Informal workers do not receive social protection through work or legal protection through the state. Too often, these workers are unfairly stigmatized as “illegal”, “underground”, “black” or “grey” – but the vast majority are simply trying to earn a living against great odds. Informal workers may be self-employed in small unregistered enterprises; they may be sub-contracted workers or even work for wages in unprotected jobs. And they can be found in urban or rural settings, and in the richest as well as the poorest countries. In recent decades, informal employment has persisted or grown, emerging in unexpected places and in new guises. Today, half to three-quarters or more of non-agricultural workers in developing countries earn their living informally.     Share this:FacebookLinkedInTwitterGoogleTumblrPinterestReddit (more…)
Dec 052016
 
Green Fire On The Blockchain Green Fire has decided to change the world as you know it. We are moving together onto the blockchain. We have chosen “Green Fire Gold” (GFG) as the blockchain application name. GFG will be the first to take landfill mining and reclamation on to the blockchain. GFG is designed with next generation high load blockchain protocols, utilizing a blockchain design that improves functionality with each additional user, maximizing scalability and load performance. GFG includes your own private universal wallet that allows for immediate trading and exchange between all currencies and investment markets. The GFG blockchain is designed by the best in cryptocurrency development to create a coin and mainstream payment network usable by everyone in the world. The GFG universal wallet/coin combo can be used to manage your entire life and assets. Inside are a Universal Dapp store (decentralized application store), micro-services, micro-payments, smart contracts, universal exchange, universal payment system, and custom template decentralized app building, just to name a few. Understanding blockchain The Blockchain has become the default backbone for most new financial and business development. In essence, blockchain is a distributed database, or "timestamp server," as it was called by the mysterious Satoshi Nakamoto in the paper that proposed bitcoin. The blockchain consists of blocks of data — each block is a timestamped batch of valid individual transactions and the hash of the previous block, creating a link between the two.

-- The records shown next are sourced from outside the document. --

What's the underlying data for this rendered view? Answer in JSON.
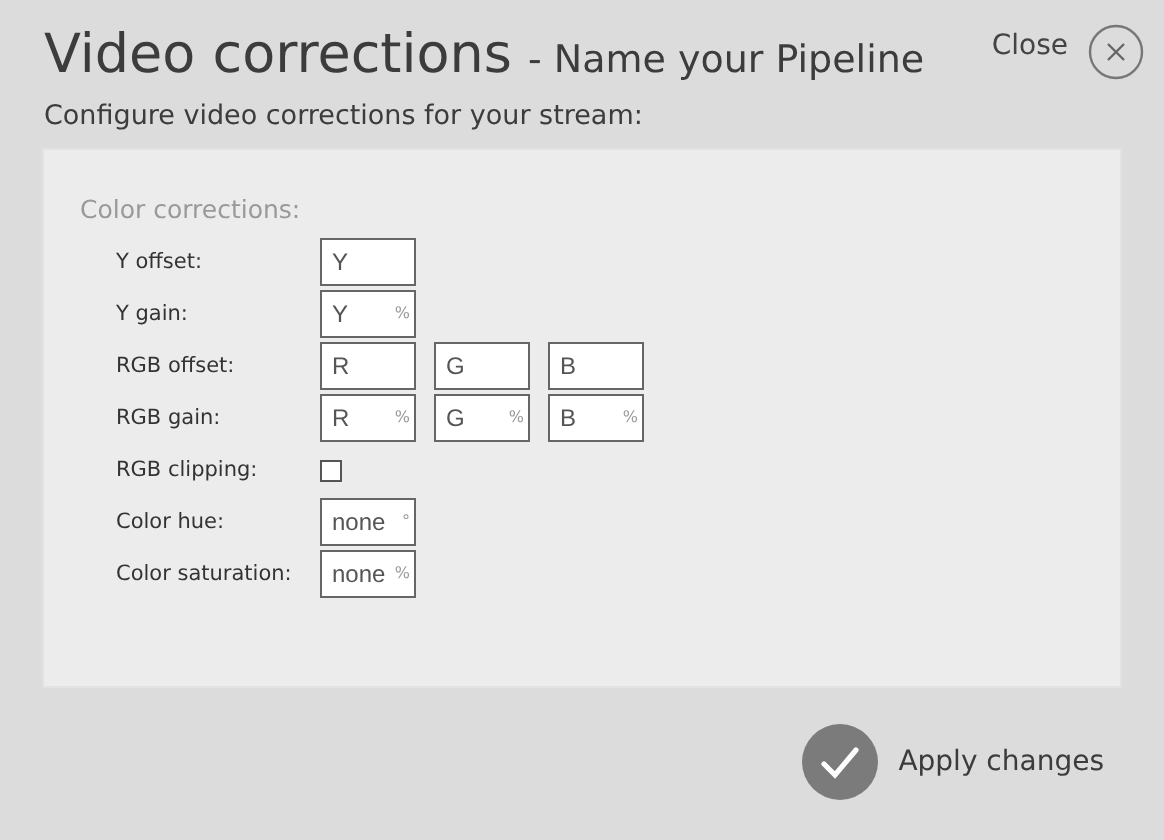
{
  "title": "Video corrections",
  "subtitle": "- Name your Pipeline",
  "close_label": "Close",
  "description": "Configure video corrections for your stream:",
  "section": {
    "title": "Color corrections:",
    "rows": [
      {
        "kind": "fields",
        "label": "Y offset:",
        "fields": [
          {
            "placeholder": "Y"
          }
        ]
      },
      {
        "kind": "fields",
        "label": "Y gain:",
        "fields": [
          {
            "placeholder": "Y",
            "unit": "%"
          }
        ]
      },
      {
        "kind": "fields",
        "label": "RGB offset:",
        "fields": [
          {
            "placeholder": "R"
          },
          {
            "placeholder": "G"
          },
          {
            "placeholder": "B"
          }
        ]
      },
      {
        "kind": "fields",
        "label": "RGB gain:",
        "fields": [
          {
            "placeholder": "R",
            "unit": "%"
          },
          {
            "placeholder": "G",
            "unit": "%"
          },
          {
            "placeholder": "B",
            "unit": "%"
          }
        ]
      },
      {
        "kind": "checkbox",
        "label": "RGB clipping:",
        "checked": false
      },
      {
        "kind": "fields",
        "label": "Color hue:",
        "fields": [
          {
            "placeholder": "none",
            "unit": "°"
          }
        ]
      },
      {
        "kind": "fields",
        "label": "Color saturation:",
        "fields": [
          {
            "placeholder": "none",
            "unit": "%"
          }
        ]
      }
    ]
  },
  "apply_label": "Apply changes"
}
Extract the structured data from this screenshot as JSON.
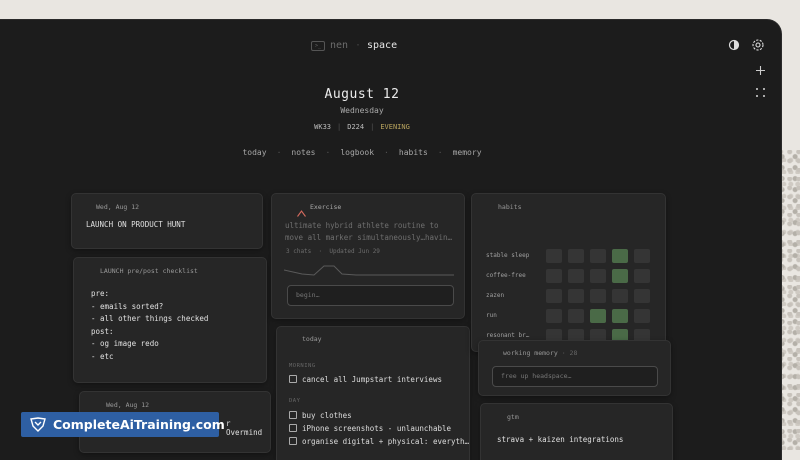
{
  "header": {
    "brand": "nen",
    "separator": "·",
    "workspace": "space"
  },
  "day": {
    "date": "August 12",
    "weekday": "Wednesday",
    "week": "WK33",
    "day_code": "D224",
    "period": "EVENING",
    "meta_sep": "|"
  },
  "nav": {
    "items": [
      "today",
      "notes",
      "logbook",
      "habits",
      "memory"
    ],
    "dot": "·"
  },
  "cards": {
    "launch": {
      "date": "Wed, Aug 12",
      "text": "LAUNCH ON PRODUCT HUNT"
    },
    "checklist": {
      "title": "LAUNCH pre/post checklist",
      "lines": [
        "pre:",
        "- emails sorted?",
        "- all other things checked",
        "post:",
        "- og image redo",
        "- etc"
      ]
    },
    "bottom_note": {
      "date": "Wed, Aug 12",
      "text_tail": "r Overmind"
    },
    "exercise": {
      "title": "Exercise",
      "desc1": "ultimate hybrid athlete routine to",
      "desc2": "move all marker simultaneously…havin…",
      "stats": "3 chats  ·  Updated Jun 29",
      "placeholder": "begin…"
    },
    "today": {
      "title": "today",
      "morning_label": "MORNING",
      "morning": [
        "cancel all Jumpstart interviews"
      ],
      "day_label": "DAY",
      "day": [
        "buy clothes",
        "iPhone screenshots - unlaunchable",
        "organise digital + physical: everyth…"
      ]
    },
    "habits": {
      "title": "habits",
      "rows": [
        {
          "name": "stable sleep",
          "cells": [
            0,
            0,
            0,
            1,
            0
          ]
        },
        {
          "name": "coffee-free",
          "cells": [
            0,
            0,
            0,
            1,
            0
          ]
        },
        {
          "name": "zazen",
          "cells": [
            0,
            0,
            0,
            0,
            0
          ]
        },
        {
          "name": "run",
          "cells": [
            0,
            0,
            1,
            1,
            0
          ]
        },
        {
          "name": "resonant br…",
          "cells": [
            0,
            0,
            0,
            1,
            0
          ]
        }
      ]
    },
    "memory": {
      "title": "working memory",
      "count": "· 28",
      "placeholder": "free up headspace…"
    },
    "gtm": {
      "title": "gtm",
      "text": "strava + kaizen integrations"
    }
  },
  "watermark": {
    "text": "CompleteAiTraining.com"
  },
  "colors": {
    "background": "#1c1c1c",
    "card": "#262626",
    "accent_evening": "#b9a45e",
    "habit_on": "#4a6a47",
    "watermark": "#2e5fa3"
  },
  "icons": [
    "contrast-icon",
    "gear-icon",
    "plus-icon",
    "grid-icon",
    "mountain-icon"
  ]
}
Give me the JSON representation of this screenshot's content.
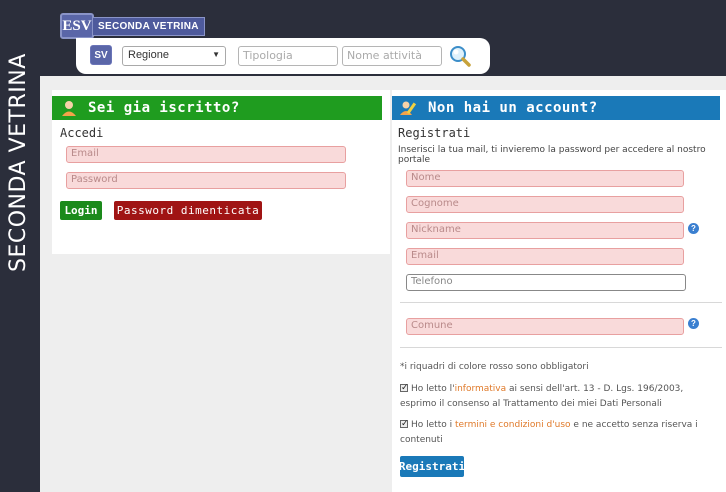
{
  "header": {
    "logo_mark": "ESV",
    "logo_text": "SECONDA VETRINA",
    "searchbar_logo": "SV",
    "region_select": "Regione",
    "tipologia_placeholder": "Tipologia",
    "nome_placeholder": "Nome attività",
    "search_icon": "magnifier-icon"
  },
  "side_brand": "SECONDA VETRINA",
  "login": {
    "title": "Sei gia iscritto?",
    "subtitle": "Accedi",
    "email_placeholder": "Email",
    "password_placeholder": "Password",
    "login_button": "Login",
    "forgot_button": "Password dimenticata"
  },
  "register": {
    "title": "Non hai un account?",
    "subtitle": "Registrati",
    "description": "Inserisci la tua mail, ti invieremo la password per accedere al nostro portale",
    "nome_placeholder": "Nome",
    "cognome_placeholder": "Cognome",
    "nickname_placeholder": "Nickname",
    "email_placeholder": "Email",
    "telefono_placeholder": "Telefono",
    "comune_placeholder": "Comune",
    "help_label": "?",
    "required_note": "*i riquadri di colore rosso sono obbligatori",
    "consent1_pre": "Ho letto l'",
    "consent1_link": "informativa",
    "consent1_post": " ai sensi dell'art. 13 - D. Lgs. 196/2003, esprimo il consenso al Trattamento dei miei Dati Personali",
    "consent2_pre": "Ho letto i ",
    "consent2_link": "termini e condizioni d'uso",
    "consent2_post": " e ne accetto senza riserva i contenuti",
    "submit_button": "Registrati"
  },
  "colors": {
    "dark_bg": "#2b2e3b",
    "green": "#1f9c1f",
    "blue": "#1a79b8",
    "required_field": "#f9dada",
    "danger": "#a01414"
  }
}
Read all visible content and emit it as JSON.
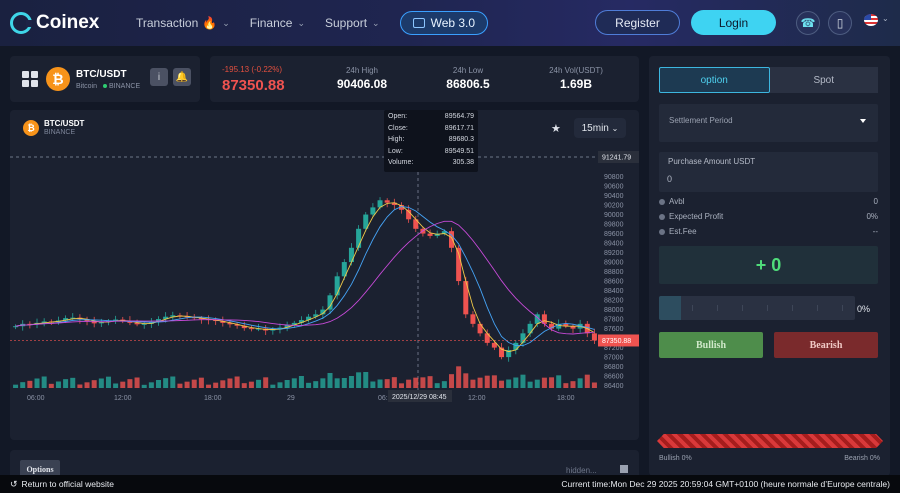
{
  "header": {
    "brand": "Coinex",
    "nav": [
      {
        "label": "Transaction"
      },
      {
        "label": "Finance"
      },
      {
        "label": "Support"
      }
    ],
    "web3_label": "Web 3.0",
    "register_label": "Register",
    "login_label": "Login"
  },
  "pair": {
    "symbol": "BTC/USDT",
    "coin": "Bitcoin",
    "exchange": "BINANCE",
    "info_label": "i"
  },
  "stats": {
    "change": "-195.13 (-0.22%)",
    "last_price": "87350.88",
    "high_label": "24h High",
    "high_value": "90406.08",
    "low_label": "24h Low",
    "low_value": "86806.5",
    "vol_label": "24h Vol(USDT)",
    "vol_value": "1.69B"
  },
  "chart_header": {
    "symbol": "BTC/USDT",
    "exchange": "BINANCE",
    "interval": "15min"
  },
  "tooltip": {
    "rows": [
      {
        "k": "Open:",
        "v": "89564.79"
      },
      {
        "k": "Close:",
        "v": "89617.71"
      },
      {
        "k": "High:",
        "v": "89680.3"
      },
      {
        "k": "Low:",
        "v": "89549.51"
      },
      {
        "k": "Volume:",
        "v": "305.38"
      }
    ],
    "time_label": "2025/12/29 08:45"
  },
  "colors": {
    "up": "#26a69a",
    "down": "#ef5350",
    "ma_fast": "#f0c948",
    "ma_mid": "#45a3f5",
    "ma_slow": "#c74ad8",
    "accent": "#3ed3f2"
  },
  "chart_data": {
    "type": "candlestick",
    "x_ticks": [
      "06:00",
      "12:00",
      "18:00",
      "29",
      "06:00",
      "12:00",
      "18:00"
    ],
    "y_ticks": [
      86400,
      86600,
      86800,
      87000,
      87200,
      87400,
      87600,
      87800,
      88000,
      88200,
      88400,
      88600,
      88800,
      89000,
      89200,
      89400,
      89600,
      89800,
      90000,
      90200,
      90400,
      90600,
      90800
    ],
    "ylim": [
      86350,
      91400
    ],
    "crosshair_price": "91241.79",
    "last_price_label": "87350.88",
    "price_path": [
      87650,
      87700,
      87690,
      87720,
      87750,
      87740,
      87770,
      87820,
      87830,
      87800,
      87760,
      87710,
      87740,
      87760,
      87790,
      87770,
      87720,
      87690,
      87700,
      87740,
      87800,
      87850,
      87880,
      87860,
      87840,
      87820,
      87800,
      87780,
      87760,
      87720,
      87690,
      87660,
      87610,
      87590,
      87600,
      87560,
      87580,
      87620,
      87680,
      87720,
      87780,
      87850,
      87900,
      88000,
      88300,
      88700,
      89000,
      89300,
      89700,
      90000,
      90150,
      90300,
      90250,
      90200,
      90100,
      89900,
      89700,
      89600,
      89550,
      89600,
      89650,
      89300,
      88600,
      87900,
      87700,
      87500,
      87300,
      87200,
      87000,
      87150,
      87300,
      87500,
      87700,
      87900,
      87700,
      87600,
      87700,
      87650,
      87600,
      87700,
      87500,
      87350
    ]
  },
  "trade": {
    "tab_option": "option",
    "tab_spot": "Spot",
    "settlement_placeholder": "Settlement Period",
    "amount_label": "Purchase Amount USDT",
    "amount_value": "0",
    "avbl_label": "Avbl",
    "avbl_value": "0",
    "profit_label": "Expected Profit",
    "profit_value": "0%",
    "fee_label": "Est.Fee",
    "fee_value": "--",
    "profit_display": "+ 0",
    "slider_value": 0.11,
    "slider_pct": "0%",
    "bullish_label": "Bullish",
    "bearish_label": "Bearish",
    "bullish_pct": "Bullish 0%",
    "bearish_pct": "Bearish 0%"
  },
  "options_panel": {
    "tab_label": "Options",
    "hidden_label": "hidden..."
  },
  "footer": {
    "return_label": "Return to official website",
    "time_text": "Current time:Mon Dec 29 2025 20:59:04 GMT+0100 (heure normale d’Europe centrale)"
  }
}
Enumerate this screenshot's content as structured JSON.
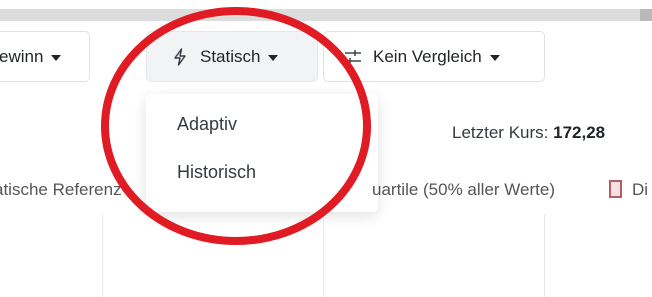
{
  "toolbar": {
    "metric_label": "ewinn",
    "mode_label": "Statisch",
    "mode_icon": "lightning-bolt-icon",
    "compare_label": "Kein Vergleich",
    "compare_icon": "sliders-icon"
  },
  "mode_menu": {
    "items": [
      "Adaptiv",
      "Historisch"
    ]
  },
  "summary": {
    "last_price_label": "Letzter Kurs:",
    "last_price_value": "172,28"
  },
  "legend": {
    "static_ref_text": "atische Referenz",
    "quartile_text": "uartile (50% aller Werte)",
    "right_text": "Di"
  },
  "colors": {
    "annotation": "#e01b24",
    "swatch_fill": "#f6e0e3",
    "swatch_border": "#b0606a"
  }
}
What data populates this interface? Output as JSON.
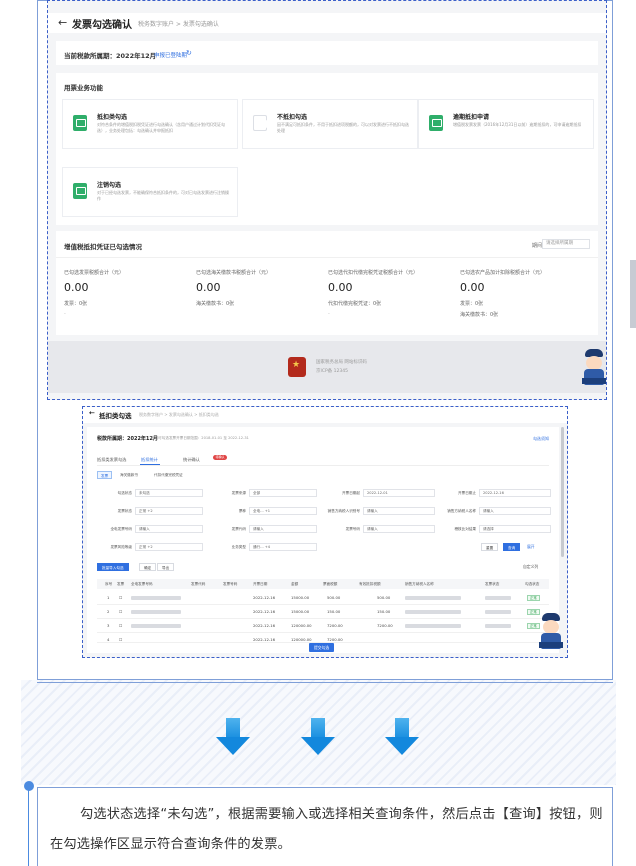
{
  "screenshot1": {
    "title": "发票勾选确认",
    "breadcrumb": "税务数字账户 > 发票勾选确认",
    "period_label": "当前税款所属期：2022年12月",
    "period_link": "申报已登陆期",
    "section_title": "用票业务功能",
    "functions": [
      {
        "name": "抵扣类勾选",
        "desc": "对符合条件的增值税扣税凭证进行勾选确认（含用户通过计划代扣凭证勾选），业务处理包括：勾选确认并申报抵扣"
      },
      {
        "name": "不抵扣勾选",
        "desc": "因不满足可抵扣条件，不用于抵扣进项税额的，可以对发票进行不抵扣勾选处理"
      },
      {
        "name": "逾期抵扣申请",
        "desc": "增值税发票发票（2016年12月31日以前）逾期抵扣的，可申请逾期抵扣"
      },
      {
        "name": "注销勾选",
        "desc": "对于已经勾选发票，不能确保符合抵扣条件的，可对已勾选发票进行注销操作"
      }
    ],
    "stats_title": "增值税抵扣凭证已勾选情况",
    "stats_dropdown": "请选择所属期",
    "stats_dropdown_label": "期间",
    "stats": [
      {
        "label": "已勾选发票税额合计（元）",
        "value": "0.00",
        "sub1": "发票：0张",
        "sub2": "-"
      },
      {
        "label": "已勾选海关缴款书税额合计（元）",
        "value": "0.00",
        "sub1": "海关缴款书：0张",
        "sub2": ""
      },
      {
        "label": "已勾选代扣代缴完税凭证税额合计（元）",
        "value": "0.00",
        "sub1": "代扣代缴完税凭证：0张",
        "sub2": "-"
      },
      {
        "label": "已勾选农产品加计扣除税额合计（元）",
        "value": "0.00",
        "sub1": "发票：0张",
        "sub2": "海关缴款书：0张"
      }
    ],
    "footer_line1": "国家税务总局 网站标识码",
    "footer_line2": "京ICP备 12345"
  },
  "screenshot2": {
    "title": "抵扣类勾选",
    "breadcrumb": "税务数字账户 > 发票勾选确认 > 抵扣类勾选",
    "period_label": "税款所属期：2022年12月",
    "period_note": "当前可勾选发票开票日期范围：2018-01-01 至 2022-12-31",
    "help_link": "勾选须知",
    "tabs": [
      "抵扣类发票勾选",
      "抵扣统计",
      "统计确认"
    ],
    "tab_badge": "待确认",
    "chips": [
      "发票",
      "海关缴款书",
      "代扣代缴完税凭证"
    ],
    "fields": [
      {
        "label": "勾选状态",
        "value": "未勾选"
      },
      {
        "label": "发票来源",
        "value": "全部"
      },
      {
        "label": "开票日期起",
        "value": "2022-12-01"
      },
      {
        "label": "开票日期止",
        "value": "2022-12-16"
      },
      {
        "label": "发票状态",
        "value": "正常  +2"
      },
      {
        "label": "票种",
        "value": "全电... +1"
      },
      {
        "label": "销售方纳税人识别号",
        "value": "请输入"
      },
      {
        "label": "销售方纳税人名称",
        "value": "请输入"
      },
      {
        "label": "全电发票号码",
        "value": "请输入"
      },
      {
        "label": "发票代码",
        "value": "请输入"
      },
      {
        "label": "发票号码",
        "value": "请输入"
      },
      {
        "label": "稽核比对结果",
        "value": "请选择"
      },
      {
        "label": "发票风险等级",
        "value": "正常  +2"
      },
      {
        "label": "业务类型",
        "value": "通行... +4"
      }
    ],
    "buttons": {
      "import": "批量导入勾选",
      "confirm_row": "确定",
      "export": "导出",
      "reset": "重置",
      "query": "查询",
      "expand": "展开",
      "column_set": "自定义列"
    },
    "table_headers": [
      "序号",
      "发票",
      "全电发票号码",
      "发票代码",
      "发票号码",
      "开票日期",
      "金额",
      "票面税额",
      "有效抵扣税额",
      "销售方纳税人名称",
      "发票状态",
      "勾选状态"
    ],
    "rows": [
      {
        "no": "1",
        "date": "2022-12-16",
        "amount": "15000.00",
        "tax": "500.00",
        "valid_tax": "500.00",
        "status": "正常"
      },
      {
        "no": "2",
        "date": "2022-12-16",
        "amount": "15000.00",
        "tax": "150.00",
        "valid_tax": "150.00",
        "status": "正常"
      },
      {
        "no": "3",
        "date": "2022-12-16",
        "amount": "120000.00",
        "tax": "7200.00",
        "valid_tax": "7200.00",
        "status": "正常"
      },
      {
        "no": "4",
        "date": "2022-12-16",
        "amount": "120000.00",
        "tax": "7200.00",
        "valid_tax": "7200.00",
        "status": "正常"
      }
    ],
    "submit": "提交勾选"
  },
  "note": "勾选状态选择“未勾选”，根据需要输入或选择相关查询条件，然后点击【查询】按钮，则在勾选操作区显示符合查询条件的发票。",
  "colors": {
    "frame": "#7f9fd8",
    "dashed": "#3b5fc9",
    "arrow": "#1a8fe0",
    "accent": "#2f6fe0",
    "func_icon": "#2fae6a"
  }
}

Because each timestamp includes the previous timestamp in its hash, it forms a chain. Each new transaction must be authenticated across the distributed network of computers that form the blockchain before it can form the next block in the chain. GFG is developing a fully decentralized, leaderless DAO*, a Decentralized Autonomous Organization, and a fully distributed financial platform, OWNED BY THE PEOPLE WHO USE IT. GFG is using the MyCryptoWorld development platform to construct the GFG DAO. This platform develops on an advanced Ethereum blockchain. For the determination phase of implementation an interdisciplinary team of cryptocurrency, marketing and software veterans/enthusiasts around the globe have already started determining the intelligence that operates GFG. As soon the business determination is finished the whole system will be completely community/user driven and owned. From this point on the further evolution will be in the hands of all owners, using e-Governance/voting and other cutting edge tools to create consensus and run decisions. The GFG DAO is a (more…)